King Kong is a perfect film. I don’t think I’d realized before. It’s always hard to talk about films like Kong, influential standards of American cinema. I want to talk about how its structure still sets the tone for modern films–the gradual lead-in (it’s forty-some minutes before Kong shows up), the non-stop action of the second half, how establishing characters well in the beginning means they can go without dialogue for twenty minutes and still be affecting. Or the special effects. I’d love to talk about the special effects, like how I’d never noticed the absolutely brilliant sound design–the most effective stop motion moments are the ones with the people Kong interacts with. Murray Spivack’s sound brings them fully to life–best evidenced as Kong’s rampaging through the village and attacks a house. It engenders concern for the inhabitants, who must have been six inch dolls.
But Kong isn’t a perfect film for its impact. It’s perfect because of itself. The film opens with the scene on the docks, quickly establishing the peculiar tone of the first half. Everyone sort of takes Robert Armstrong’s gung ho filmmaker with a grain of salt. They’re bemused by him. Armstrong’s perfect for the role, big and amiable, it’s hard to be mad at him when he does something selfish and stupid. Just like the characters, who get themselves into the mess by listening to him and knowing better, so does the audience. Armstrong’s like a big kid for lots of Kong, always coming up with the best action after the consequence.
That first scene also goes far in establishing Bruce Cabot. Cabot’s character is Kong‘s most interesting–as is the way the film handles him. The scene with Cabot ranting to Fay Wray about women not belonging on ships–we’re supposed to understand it’s Cabot who’s off, not Wray. Regardless of whether or not he’s right, the first forty minutes of Kong are about Cabot learning to stop acting like a little boy (which Armstrong never has to do). It makes the romance between Cabot and Wray a wonderful one to watch unfold–that “Yes, sir” following their first kiss elicits a fantastic mood.
These scenes all happen long before Kong shows up, long before the roller coaster starts. I didn’t even get to the coffee shop scene, where Armstrong’s enthusiasm even gets the viewer going–promising everyone, viewer and Wray alike, the wait will be worth it.
And when Kong does show up, it’s clearly worth it. King Kong doesn’t really make the monster a sympathetic character.

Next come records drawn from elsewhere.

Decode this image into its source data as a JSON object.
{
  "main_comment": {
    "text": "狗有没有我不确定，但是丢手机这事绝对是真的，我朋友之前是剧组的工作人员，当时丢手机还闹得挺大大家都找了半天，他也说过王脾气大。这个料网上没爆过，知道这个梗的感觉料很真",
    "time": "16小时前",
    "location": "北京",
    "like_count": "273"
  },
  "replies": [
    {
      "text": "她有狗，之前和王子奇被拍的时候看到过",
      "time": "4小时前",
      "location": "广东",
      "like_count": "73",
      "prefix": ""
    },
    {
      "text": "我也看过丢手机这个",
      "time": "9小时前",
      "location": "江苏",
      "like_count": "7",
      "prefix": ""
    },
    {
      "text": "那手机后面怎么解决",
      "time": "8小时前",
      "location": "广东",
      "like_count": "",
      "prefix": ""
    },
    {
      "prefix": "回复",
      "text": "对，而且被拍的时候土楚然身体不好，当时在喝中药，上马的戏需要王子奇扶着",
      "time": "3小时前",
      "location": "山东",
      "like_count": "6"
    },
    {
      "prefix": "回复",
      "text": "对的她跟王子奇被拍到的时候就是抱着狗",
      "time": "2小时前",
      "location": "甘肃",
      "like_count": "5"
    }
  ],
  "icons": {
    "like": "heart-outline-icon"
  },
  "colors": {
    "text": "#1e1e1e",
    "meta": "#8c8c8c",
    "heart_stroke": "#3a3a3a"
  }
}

He tends to chomp on people and his curiosity usually leads to someone dying in a horrific manner, but they do make him into a real character. Utterly insensitive to the chaos he causes, Kong still has these wonderful, inquisitive moments. He’s frequently confused by the little people and it rounds out the film, bringing about emotional concern for him without having to light it in neon. The film reduces Wray’s part to victim at the halfway mark–and she certainly never shows any concern for Kong–which is narratively reasonable. It also puts the onerous on the viewer–if he or she wants to care for Kong, it’s because of his or her response to him, not because the film’s dictating.
Once Kong gets back to New York, the whole thing seems to wrap up in fifteen minutes. There’s the interesting monologue from Armstrong though, regarding what he’s done to Kong. He’s fully aware he’s been culturally insensitive, as well as zoologically, but he doesn’t care. The people don’t care what they’ve done to Kong and Kong doesn’t care what he does for people. It creates an interesting, ego and superego free narrative. Anything the audience wants to bring to it or attribute to it, they’re bringing themselves.
King Kong‘s a lot of things audiences and critics had to come up with new adjectives to describe back in 1933–a romance, an adventure being the two easiest–but it’s simply just a fantastic way to spend a hundred minutes.
Produced and directed by Merian C. Cooper and Ernest B. Schoedsack; screenplay by James Ashmore Creelman and Ruth Rose, based on an idea by Cooper and Edgar Wallace; directors of photography, Edward Linden, J.O. Taylor, Vernon L. Walker and Kenneth Peach; edited by Ted Cheesman; music by Max Steiner; production designer, Carroll Clark; released by RKO Radio Pictures.
Starring Fay Wray (Ann Darrow), Robert Armstrong (Carl Denham), Bruce Cabot (Jack Driscoll), Frank Reicher (Captain Englehorn), Sam Hardy (Charles Weston), Noble Johnson (Skull Island native chief), Steve Clemente (Witch King), James Flavin (Second Mate Briggs) and Victor Wong (Charlie).